The wolf, the horse, the frog and the whale
How do you fit a frog, a humpback whale, a wolf, and a horse in a last floor apartment of Harlem, New York City? This is not a funny riddle (I guess it could be), but the actual question that we just formulated in our living room, after conducting a very intense discussion on totem animals and what we believe one is. The whole conversation came up as my co-fellow Katie tells the story of when, while taking a course on ‘Alternative treatments’ during her Masters of Public Health, a professor guided the whole class into a guided imagery, for which they walked through a forest, dived into a cave to the center of the earth and reached a clearing. At the clearing Katie sat down, thinking that the whole thing was not going to work. It was then that she turned around to face an old, wise-looking wolf. I suppose I met my totem animal – the horse – through a guided imagery as well. It was not one about totem animals, actually quite far from it. But hey, nonetheless I met him. Liz did not provide details on the modality of the encounter but hers is a humpback whale, she knows it. We read the traditional interpretation and that’s the one – no doubts about that: the characteristic trait of the humpback whale is nurturing and I happily admit that had it not been for Liz cooking many a meal for me this year, I would have probably starved during the fellowship. As per Taiki he appears not to have had a formal encounter with his totem animal yet, but he just knows that it is the frog. ‘The frog is a symbol of fertility’ he reads from a description of the totem and the three of us giggle. ‘Oh well’ he asserts ‘You know I am passionate about reproductive health’.
Whether we believe in totem animals or not, I think there is a strong parallel in the diversity of our spirit animals and in the differences in our characters. I very much doubt that four people like us would have ever even crossed each other’s path, had it not been for this fellowship. And yet, notwithstanding the differences amongst us, and the occasional discontent about “whose-dishes-are-these-in-the-sink-they-have-been-here-for-a-while” we managed to create our own equilibrium and we have become truly good friends, who care for each other and cherish each other’s company. Thanks to this fellowship year, we have not just learnt a lot about global health, but also (and perhaps sometimes more important) we have become more wholesome human beings, polishing each other’s characters through diversity and companionship.
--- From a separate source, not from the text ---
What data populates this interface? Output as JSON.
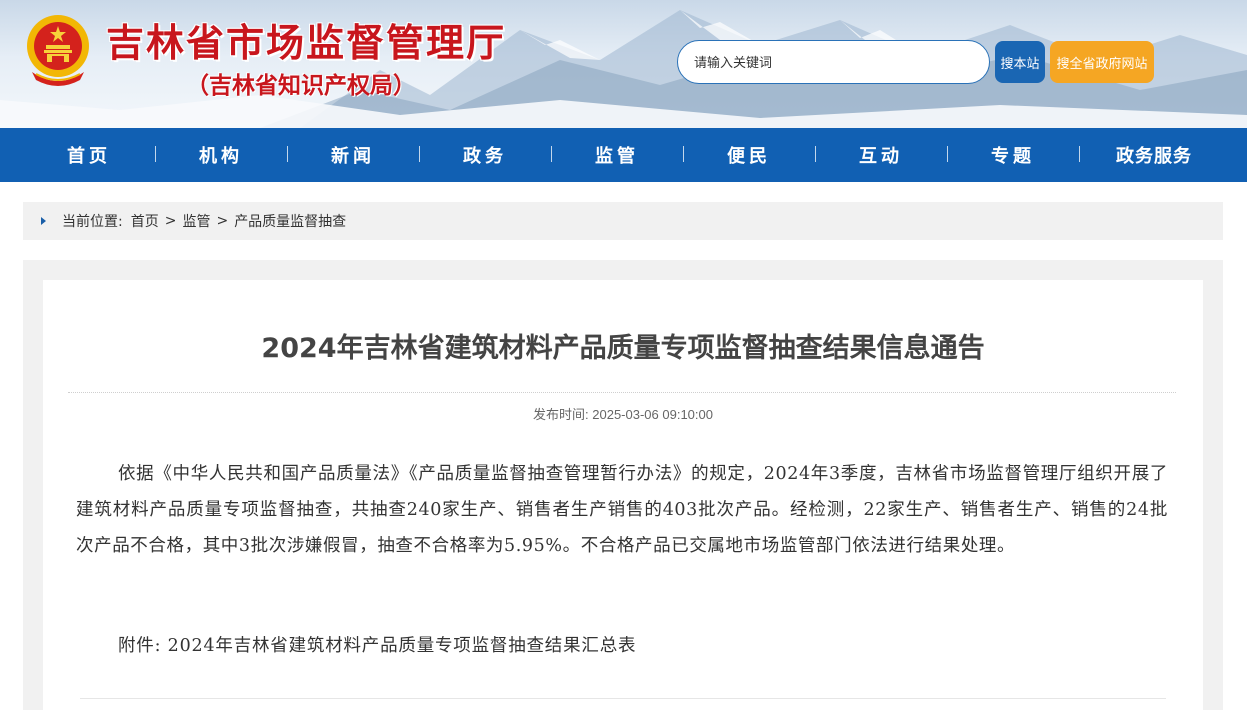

Had it not been for this adventure, the whale would have kept below water, the horse would have run away from the wolf, and the wolf would have met the frog at the pond but they probably would have minded each their own business.